__Required work__
Below are the records; copy each line in which "label" occurs.

(Website and app data records)
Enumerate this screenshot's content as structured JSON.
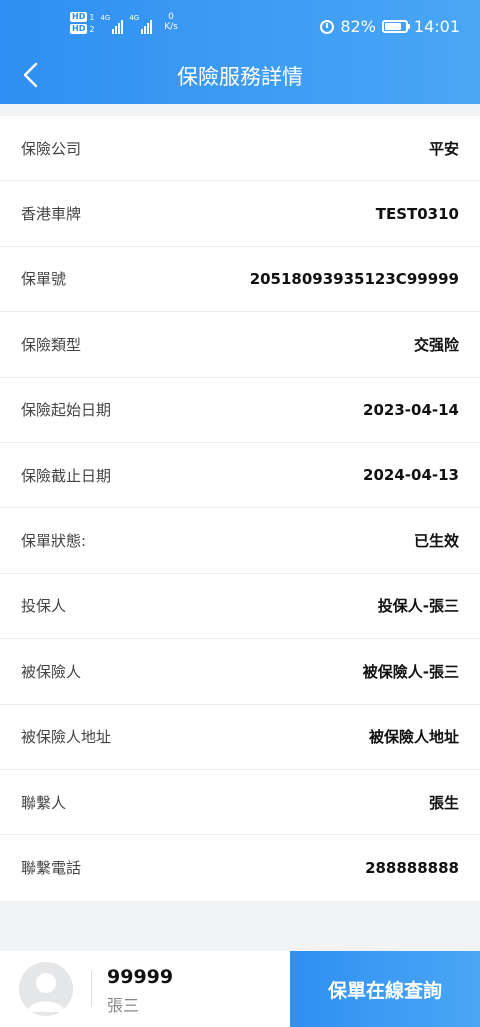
{
  "statusbar": {
    "hd1": "HD",
    "hd1_num": "1",
    "hd2": "HD",
    "hd2_num": "2",
    "net1": "4G",
    "net2": "4G",
    "speed_value": "0",
    "speed_unit": "K/s",
    "battery": "82%",
    "battery_level": 0.82,
    "time": "14:01"
  },
  "header": {
    "title": "保險服務詳情",
    "back_icon": "chevron-left-icon"
  },
  "details": [
    {
      "label": "保險公司",
      "value": "平安"
    },
    {
      "label": "香港車牌",
      "value": "TEST0310"
    },
    {
      "label": "保單號",
      "value": "20518093935123C99999"
    },
    {
      "label": "保險類型",
      "value": "交强险"
    },
    {
      "label": "保險起始日期",
      "value": "2023-04-14"
    },
    {
      "label": "保險截止日期",
      "value": "2024-04-13"
    },
    {
      "label": "保單狀態:",
      "value": "已生效"
    },
    {
      "label": "投保人",
      "value": "投保人-張三"
    },
    {
      "label": "被保險人",
      "value": "被保險人-張三"
    },
    {
      "label": "被保險人地址",
      "value": "被保險人地址"
    },
    {
      "label": "聯繫人",
      "value": "張生"
    },
    {
      "label": "聯繫電話",
      "value": "288888888"
    }
  ],
  "bottom": {
    "user_id": "99999",
    "user_name": "張三",
    "query_button": "保單在線查詢"
  },
  "colors": {
    "accent": "#2f8ff2",
    "accent_light": "#4aa7f5",
    "background": "#f2f3f5"
  }
}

__Worked solution__
      "label": "保險公司",
      "label": "香港車牌",
      "label": "保單號",
      "label": "保險類型",
      "label": "保險起始日期",
      "label": "保險截止日期",
      "label": "保單狀態:",
      "label": "投保人",
      "label": "被保險人",
      "label": "被保險人地址",
      "label": "聯繫人",
      "label": "聯繫電話",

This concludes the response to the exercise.